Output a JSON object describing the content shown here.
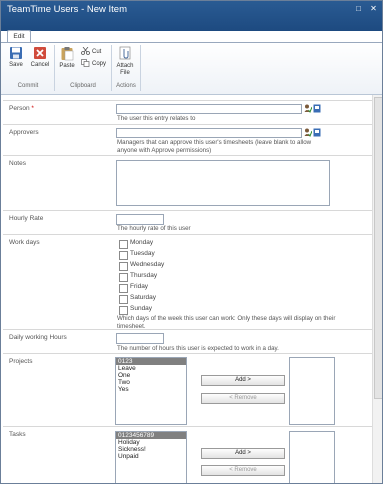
{
  "window": {
    "title": "TeamTime Users - New Item",
    "min_glyph": "□",
    "close_glyph": "✕"
  },
  "ribbon": {
    "tab": "Edit",
    "save": "Save",
    "cancel": "Cancel",
    "paste": "Paste",
    "cut": "Cut",
    "copy": "Copy",
    "attach": "Attach File",
    "groups": {
      "commit": "Commit",
      "clipboard": "Clipboard",
      "actions": "Actions"
    }
  },
  "form": {
    "person": {
      "label": "Person",
      "required": "*",
      "description": "The user this entry relates to"
    },
    "approvers": {
      "label": "Approvers",
      "description": "Managers that can approve this user's timesheets (leave blank to allow anyone with Approve permissions)"
    },
    "notes": {
      "label": "Notes"
    },
    "hourly_rate": {
      "label": "Hourly Rate",
      "description": "The hourly rate of this user"
    },
    "work_days": {
      "label": "Work days",
      "days": [
        "Monday",
        "Tuesday",
        "Wednesday",
        "Thursday",
        "Friday",
        "Saturday",
        "Sunday"
      ],
      "description": "Which days of the week this user can work: Only these days will display on their timesheet."
    },
    "daily_hours": {
      "label": "Daily working Hours",
      "description": "The number of hours this user is expected to work in a day."
    },
    "projects": {
      "label": "Projects",
      "options": [
        "0123",
        "Leave",
        "One",
        "Two",
        "Yes"
      ],
      "add": "Add >",
      "remove": "< Remove"
    },
    "tasks": {
      "label": "Tasks",
      "options": [
        "0123456789",
        "Holiday",
        "Sickness!",
        "Unpaid"
      ],
      "add": "Add >",
      "remove": "< Remove"
    }
  },
  "colors": {
    "title_bar": "#2a5b93",
    "accent": "#1d4a80",
    "required": "#cc0000"
  }
}
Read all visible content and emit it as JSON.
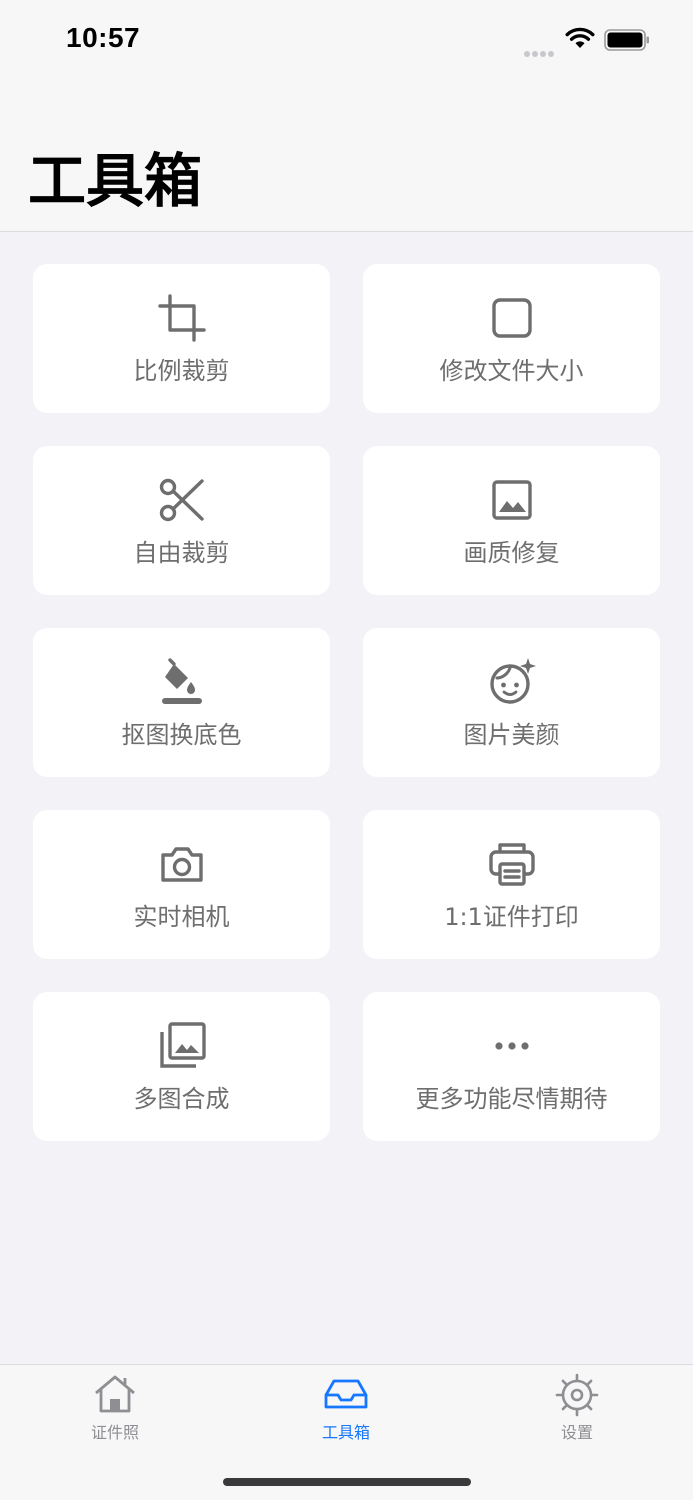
{
  "status_bar": {
    "time": "10:57",
    "icons": [
      "signal-icon",
      "wifi-icon",
      "battery-icon"
    ]
  },
  "header": {
    "title": "工具箱"
  },
  "tools": [
    {
      "label": "比例裁剪",
      "icon": "crop-icon"
    },
    {
      "label": "修改文件大小",
      "icon": "square-icon"
    },
    {
      "label": "自由裁剪",
      "icon": "scissors-icon"
    },
    {
      "label": "画质修复",
      "icon": "image-icon"
    },
    {
      "label": "抠图换底色",
      "icon": "paint-bucket-icon"
    },
    {
      "label": "图片美颜",
      "icon": "face-sparkle-icon"
    },
    {
      "label": "实时相机",
      "icon": "camera-icon"
    },
    {
      "label": "1:1证件打印",
      "icon": "printer-icon"
    },
    {
      "label": "多图合成",
      "icon": "photo-library-icon"
    },
    {
      "label": "更多功能尽情期待",
      "icon": "more-icon"
    }
  ],
  "tab_bar": {
    "tabs": [
      {
        "label": "证件照",
        "icon": "home-icon",
        "active": false
      },
      {
        "label": "工具箱",
        "icon": "inbox-icon",
        "active": true
      },
      {
        "label": "设置",
        "icon": "gear-icon",
        "active": false
      }
    ]
  },
  "colors": {
    "background": "#f2f2f7",
    "card": "#ffffff",
    "icon_gray": "#6e6e6e",
    "accent": "#1677ff",
    "tab_inactive": "#8e8e93"
  }
}
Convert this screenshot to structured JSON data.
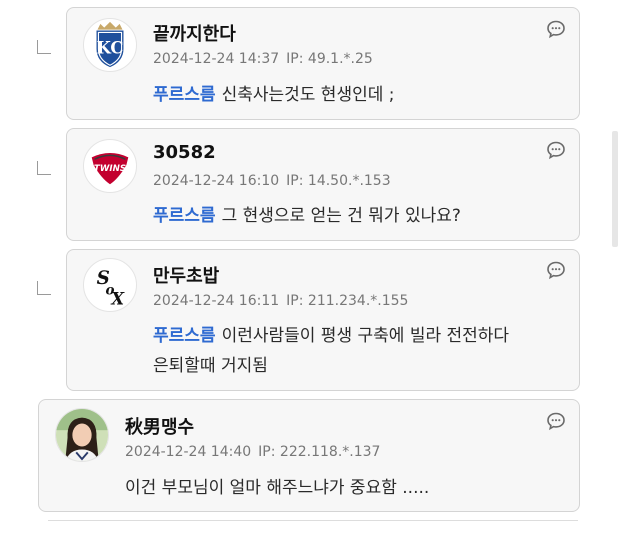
{
  "comments": [
    {
      "nickname": "끝까지한다",
      "avatar": "kansas-city-royals-logo",
      "datetime": "2024-12-24 14:37",
      "ip_label": "IP:",
      "ip": "49.1.*.25",
      "mention": "푸르스름",
      "text_lines": [
        "신축사는것도 현생인데 ;"
      ],
      "is_reply": true
    },
    {
      "nickname": "30582",
      "avatar": "lg-twins-logo",
      "avatar_text": "TWINS",
      "datetime": "2024-12-24 16:10",
      "ip_label": "IP:",
      "ip": "14.50.*.153",
      "mention": "푸르스름",
      "text_lines": [
        "그 현생으로 얻는 건 뭐가 있나요?"
      ],
      "is_reply": true
    },
    {
      "nickname": "만두초밥",
      "avatar": "chicago-white-sox-logo",
      "datetime": "2024-12-24 16:11",
      "ip_label": "IP:",
      "ip": "211.234.*.155",
      "mention": "푸르스름",
      "text_lines": [
        "이런사람들이 평생 구축에 빌라 전전하다",
        "은퇴할때 거지됨"
      ],
      "is_reply": true
    },
    {
      "nickname": "秋男맹수",
      "avatar": "user-photo",
      "datetime": "2024-12-24 14:40",
      "ip_label": "IP:",
      "ip": "222.118.*.137",
      "mention": "",
      "text_lines": [
        "이건 부모님이 얼마 해주느냐가 중요함 ....."
      ],
      "is_reply": false
    }
  ],
  "colors": {
    "mention": "#2e6ad1",
    "card_background": "#f7f7f7",
    "card_border": "#d4d4d4",
    "meta_text": "#777777",
    "kc_blue": "#1e4f9c",
    "kc_gold": "#c8a96a",
    "twins_red": "#c3002f"
  },
  "icons": {
    "reply": "speech-bubble-icon",
    "reply_marker": "reply-arrow-icon"
  }
}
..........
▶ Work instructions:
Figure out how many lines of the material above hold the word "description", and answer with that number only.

▶ Answer space:
5